20. Crisp AH, Kalucy RS, McGuinness B, Ralph PC, Harris G. Some clinical, social and psychological characteristics of migraine subjects in the general population. Postgrad Med J.1977;53:691–7

21. Waters WE, O'Connor PP. Prevalence of migraine. J Neurosurg Psychiatry. 1957;38:613–6.

22. Jette N, Petten S, Williams J, Becker W, Wiebe S. Comorbidity of migraine and psychiatric disorders-A national population-based study. Headache. 2008;48:501–16.

23. Schurks M, Rist PM, Bigal ME, Buring JE, Lipton RB, Kurth T. Migraine and cardiovascular disease: Systematic review and meta-analysis. BMJ. 2009; 339:b3914.

24. Silberstein  S. Migraine and Pregnancy. Journal SOGC. Sept. 2000, visited on

25. Lipton RB. Tracing transformation: Chonic migraine classification, progression, and epidemiology. Neurology. 2009;72:S3–7.

26. Mehuys E, Paemeleire K, Van Hees T, Christiaens T, Van Bortel LM, Van Tongelen I, De Bolle L, Remon JP, Boussery K. Self-medication of regular headache: a community pharmacy-based survey. European Journal of Neurol.2012; (8) 1093-9.

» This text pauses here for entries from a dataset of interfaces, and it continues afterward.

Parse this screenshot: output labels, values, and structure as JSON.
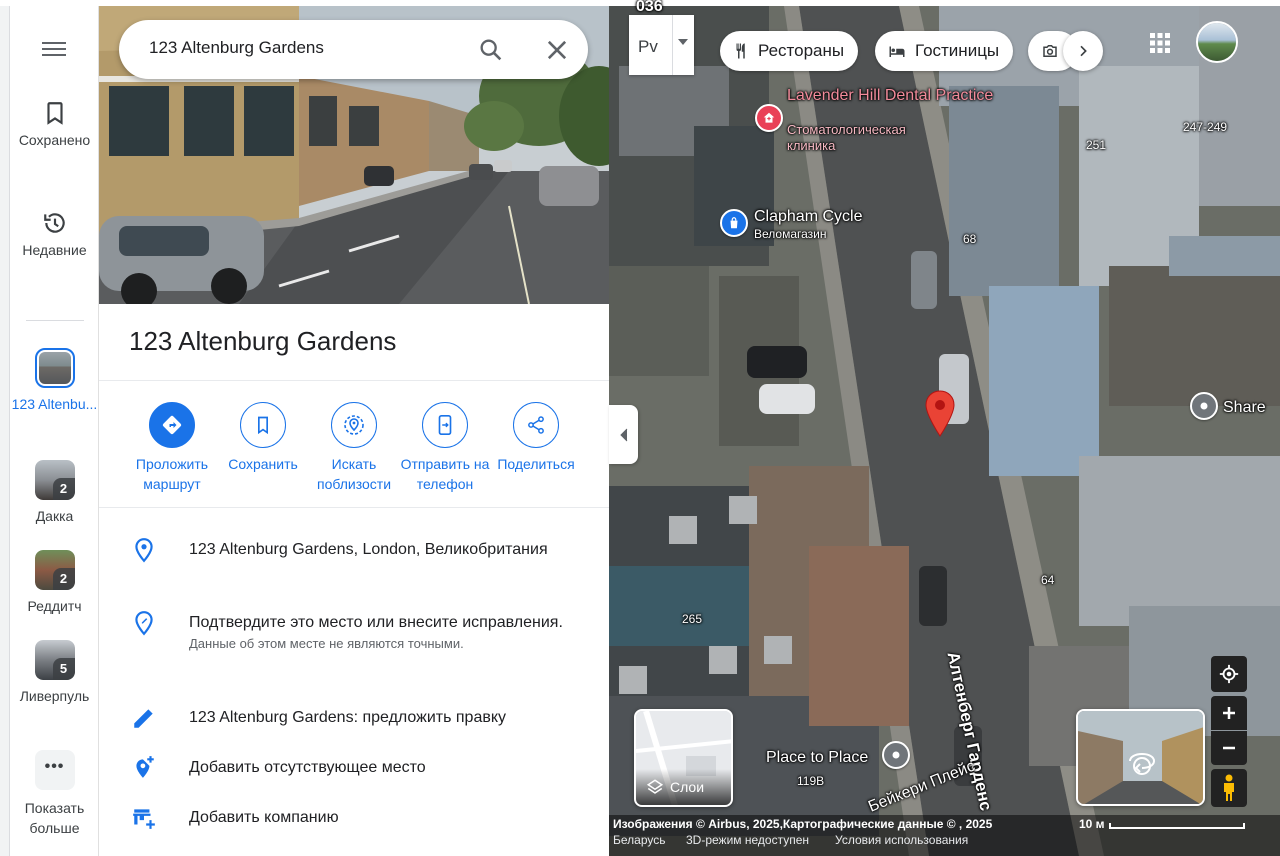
{
  "rail": {
    "saved": "Сохранено",
    "recent": "Недавние",
    "recent_places": [
      {
        "label": "123 Altenbu...",
        "count": "",
        "active": true
      },
      {
        "label": "Дакка",
        "count": "2"
      },
      {
        "label": "Реддитч",
        "count": "2"
      },
      {
        "label": "Ливерпуль",
        "count": "5"
      }
    ],
    "more_dots": "•••",
    "more": "Показать больше"
  },
  "search": {
    "value": "123 Altenburg Gardens"
  },
  "place": {
    "title": "123 Altenburg Gardens",
    "actions": [
      {
        "label": "Проложить маршрут",
        "icon": "directions-icon"
      },
      {
        "label": "Сохранить",
        "icon": "bookmark-icon"
      },
      {
        "label": "Искать поблизости",
        "icon": "nearby-icon"
      },
      {
        "label": "Отправить на телефон",
        "icon": "send-to-phone-icon"
      },
      {
        "label": "Поделиться",
        "icon": "share-icon"
      }
    ],
    "address": "123 Altenburg Gardens, London, Великобритания",
    "confirm": "Подтвердите это место или внесите исправления.",
    "confirm_note": "Данные об этом месте не являются точными.",
    "suggest_edit": "123 Altenburg Gardens: предложить правку",
    "add_missing": "Добавить отсутствующее место",
    "add_business": "Добавить компанию"
  },
  "map": {
    "lang_code": "Рv",
    "chips": [
      "Рестораны",
      "Гостиницы"
    ],
    "top_label": "036",
    "labels": {
      "dental_en": "Lavender Hill Dental Practice",
      "dental_ru": "Стоматологическая клиника",
      "cycle_en": "Clapham Cycle",
      "cycle_ru": "Веломагазин",
      "share": "Share",
      "place_to_place": "Place to Place",
      "street": "Алтенберг Гарденс",
      "baker": "Бейкери Плейс",
      "num_247": "247-249",
      "num_251": "251",
      "num_68": "68",
      "num_64": "64",
      "num_265": "265",
      "num_119b": "119B"
    },
    "layers_label": "Слои",
    "attribution": "Изображения © Airbus, 2025,Картографические данные © , 2025",
    "scale": "10 м",
    "footer_links": [
      "Беларусь",
      "3D-режим недоступен",
      "Условия использования"
    ]
  },
  "colors": {
    "accent": "#1a73e8",
    "pin": "#ea4335",
    "cycle_poi": "#1a73e8",
    "dental_poi": "#e94057"
  }
}
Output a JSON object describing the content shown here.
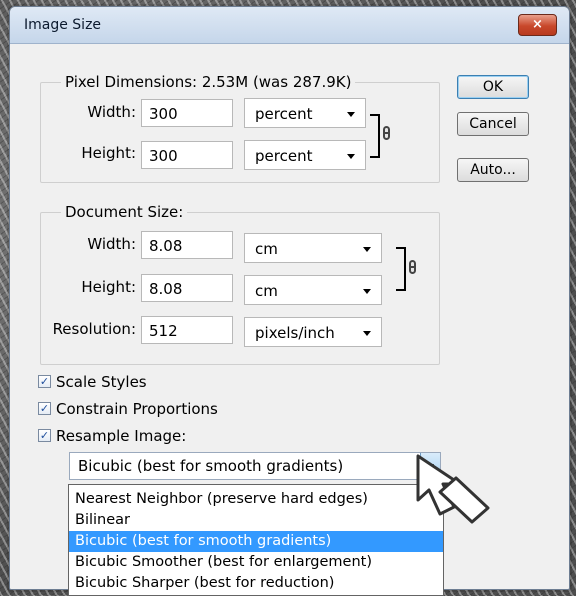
{
  "window": {
    "title": "Image Size",
    "close_label": "×"
  },
  "pixel_dimensions": {
    "legend": "Pixel Dimensions:  2.53M (was 287.9K)",
    "width_label": "Width:",
    "width_value": "300",
    "width_unit": "percent",
    "height_label": "Height:",
    "height_value": "300",
    "height_unit": "percent"
  },
  "document_size": {
    "legend": "Document Size:",
    "width_label": "Width:",
    "width_value": "8.08",
    "width_unit": "cm",
    "height_label": "Height:",
    "height_value": "8.08",
    "height_unit": "cm",
    "resolution_label": "Resolution:",
    "resolution_value": "512",
    "resolution_unit": "pixels/inch"
  },
  "buttons": {
    "ok": "OK",
    "cancel": "Cancel",
    "auto": "Auto..."
  },
  "options": {
    "scale_styles": {
      "label": "Scale Styles",
      "checked": true
    },
    "constrain_proportions": {
      "label": "Constrain Proportions",
      "checked": true
    },
    "resample_image": {
      "label": "Resample Image:",
      "checked": true
    }
  },
  "resample": {
    "selected": "Bicubic (best for smooth gradients)",
    "options": [
      "Nearest Neighbor (preserve hard edges)",
      "Bilinear",
      "Bicubic (best for smooth gradients)",
      "Bicubic Smoother (best for enlargement)",
      "Bicubic Sharper (best for reduction)"
    ],
    "selected_index": 2
  },
  "icons": {
    "close": "close-icon",
    "link": "link-icon",
    "dropdown": "chevron-down-icon",
    "cursor": "mouse-cursor-icon"
  }
}
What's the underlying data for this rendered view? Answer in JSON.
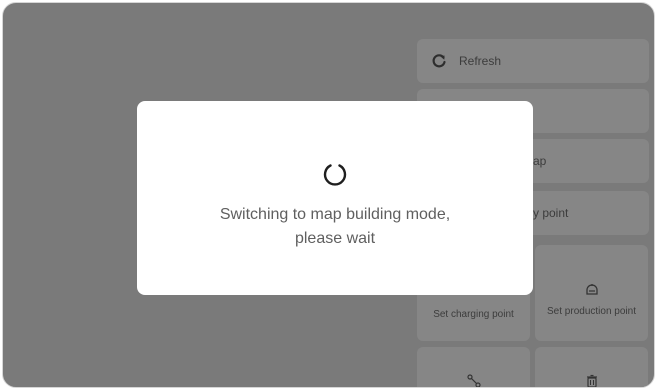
{
  "panel": {
    "refresh_label": "Refresh",
    "item2_label": "",
    "item3_label_partial": "ap",
    "item4_label_partial": "y point",
    "set_charging_label": "Set charging point",
    "set_production_label": "Set production point"
  },
  "modal": {
    "message_line1": "Switching to map building mode,",
    "message_line2": "please wait"
  },
  "colors": {
    "overlay_bg": "#7a7a7a",
    "tile_bg": "#868686",
    "modal_bg": "#ffffff",
    "text_gray": "#5f5f5f"
  },
  "icons": {
    "refresh": "refresh-icon",
    "production": "production-point-icon",
    "edit": "edit-path-icon",
    "delete": "trash-icon",
    "loading": "loading-spinner-icon"
  }
}
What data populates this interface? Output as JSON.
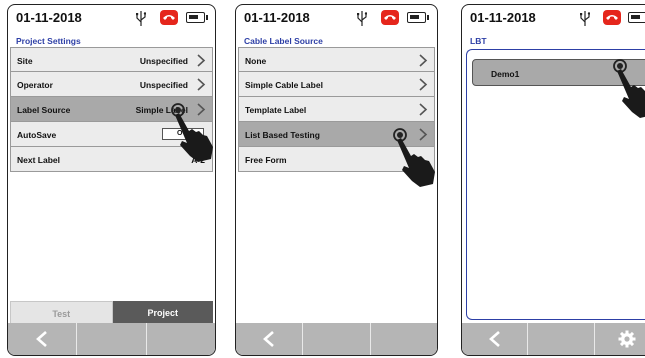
{
  "screens": [
    {
      "date": "01-11-2018",
      "section_title": "Project Settings",
      "rows": [
        {
          "label": "Site",
          "value": "Unspecified"
        },
        {
          "label": "Operator",
          "value": "Unspecified"
        },
        {
          "label": "Label Source",
          "value": "Simple Label"
        },
        {
          "label": "AutoSave",
          "value": "O"
        },
        {
          "label": "Next Label",
          "value": "A-2"
        }
      ],
      "tabs": [
        "Test",
        "Project"
      ]
    },
    {
      "date": "01-11-2018",
      "section_title": "Cable Label Source",
      "rows": [
        {
          "label": "None"
        },
        {
          "label": "Simple Cable Label"
        },
        {
          "label": "Template Label"
        },
        {
          "label": "List Based Testing"
        },
        {
          "label": "Free Form"
        }
      ]
    },
    {
      "date": "01-11-2018",
      "section_title": "LBT",
      "items": [
        {
          "label": "Demo1"
        }
      ]
    }
  ],
  "colors": {
    "section_title": "#2d3fa6",
    "selected_row": "#a9a9a9",
    "row_bg": "#ececec",
    "status_red": "#e5261c",
    "active_tab": "#5a5a5a"
  },
  "icons": [
    "usb-icon",
    "phone-icon",
    "battery-icon",
    "chevron-right-icon",
    "back-arrow-icon",
    "settings-gear-icon",
    "pointing-hand-icon"
  ]
}
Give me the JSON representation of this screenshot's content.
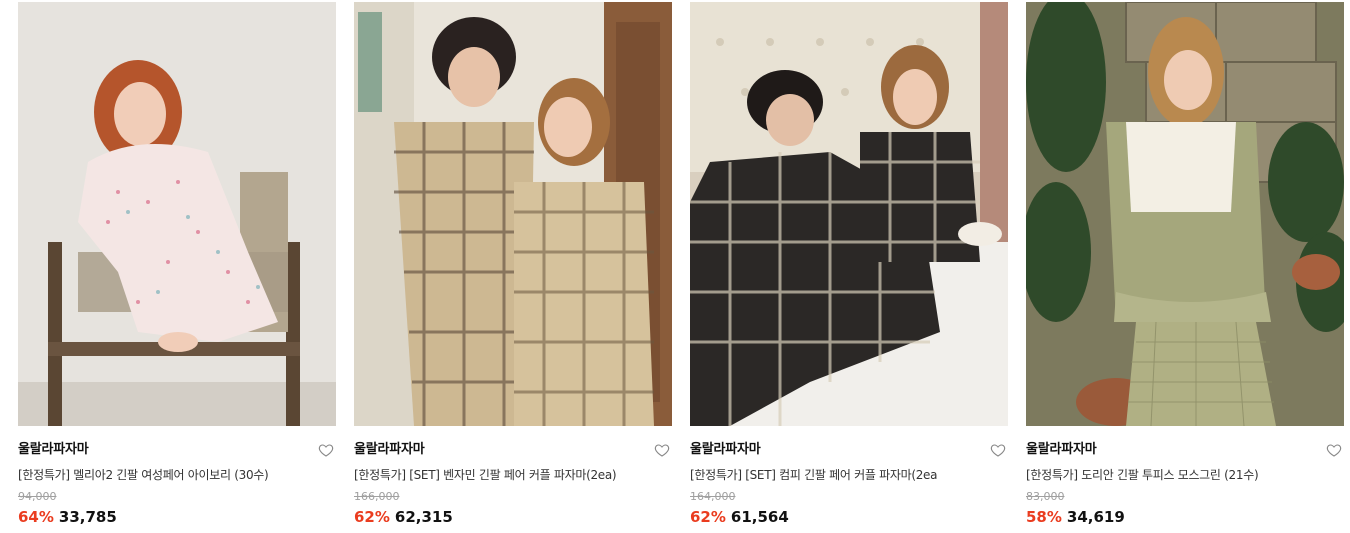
{
  "products": [
    {
      "brand": "울랄라파자마",
      "name": "[한정특가] 멜리아2 긴팔 여성페어 아이보리 (30수)",
      "original_price": "94,000",
      "discount": "64%",
      "price": "33,785",
      "image_icon": "photo-floral-pajama-woman"
    },
    {
      "brand": "울랄라파자마",
      "name": "[한정특가] [SET] 벤자민 긴팔 페어 커플 파자마(2ea)",
      "original_price": "166,000",
      "discount": "62%",
      "price": "62,315",
      "image_icon": "photo-beige-plaid-couple"
    },
    {
      "brand": "울랄라파자마",
      "name": "[한정특가] [SET] 컴피 긴팔 페어 커플 파자마(2ea",
      "original_price": "164,000",
      "discount": "62%",
      "price": "61,564",
      "image_icon": "photo-dark-plaid-couple-bed"
    },
    {
      "brand": "울랄라파자마",
      "name": "[한정특가] 도리안 긴팔 투피스 모스그린 (21수)",
      "original_price": "83,000",
      "discount": "58%",
      "price": "34,619",
      "image_icon": "photo-green-check-pajama-woman"
    }
  ],
  "colors": {
    "discount": "#ea3c1f",
    "original_price": "#a0a0a0",
    "text": "#111111"
  }
}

27. Relja G, Granato A, Maria Antonello R, Zorzon M. Headache induced by chronic substance use: Analysis of medication overused and minimum dose required to induce headache.  Headache. 2004; 44:148–53. 

28. Vlajinac H, Šipeti? S, Dolji? E, Maksimovi? J, Marinkovi? J, Kosti? V.Some lifestyle habits of female Belgrade university students with migraine and non-migraine primary headache. J Headache Pain.2003; 4:67-71  

29. Martin VT, Behbehani MM. Toward a rational understanding of migraine trigger factors. Med Clinic  North America.2001; 85:911-941 

30. Andress-Rothrock D, King W, Rothrock J. An analysis of migraine triggers in a clinic-based population. Headache.2010 ;50(8):1366-70.

31. Albers L, Ziebarth S, Von Kries R.Modifiable risk factors for primary headache. A systematic review. 2014; 952-60.

32. Santos IS, Griep RH, Alves MG, Goulart AC, Lotufo PA, Barreto SM, Chor D, Benseñor IM.Job stress is associated with migraine in current workers:the Brazilian Longitudinal Study of Adult Health (ELSA-Brasil). Eur J Pain. 2014;18(9):1290-7

33. Becker WJ. Migraine and Oral Contraceptives. Canadian Journal of Neurological Sciences. 1997;24: p16-21

 34. Fettes Ivey. Migraine and the Menopause. Journal SOGC ;2000 visited on

35. Loder, Elizabeth. Headache and Oral Contraceptive Use. Seminars in Headache Management. Sex Hormones and Headache. 1998; Vol. 3 Number 2 June p9-12

36. Loder, Elizabeth. Migraine and Menstruation. Journal SOGC. 2000; Vol. 22 number 7, p512-517

37.  Spierings EL, Donoghue S, Mian A, Wöber C. Headache. Sufficiency and necessity in migraine: how do we figure out if triggers are absolute or partial and, if partial, additive or potentiating? Curr Pain Headache Rep. 2014; 455.

38. Turner DP, Smitherman TA, Penzien DB, Porter JA, Martin VT, Houle TT. Nighttime snacking, stress, and migraine activity. J Clin Neurosci. 2014; 21638-43.

39. Zivadinov R, Willheim K, Sepic-Grahovac D, Jurjevic A, Bucuk M, Brnabic-Razmilic O, Relja G, Zorzon M. Migraine and tension-type headache in Croatia: a population-based survey of precipitating factors. Cephalalgia..2003;23(5):336-43.

40. Spierings EL, Ranke AH, Honkoop PC. Precipitating and aggravating factors of migraine versus tension-type headacheHeadache. 2001;41(6):554-8.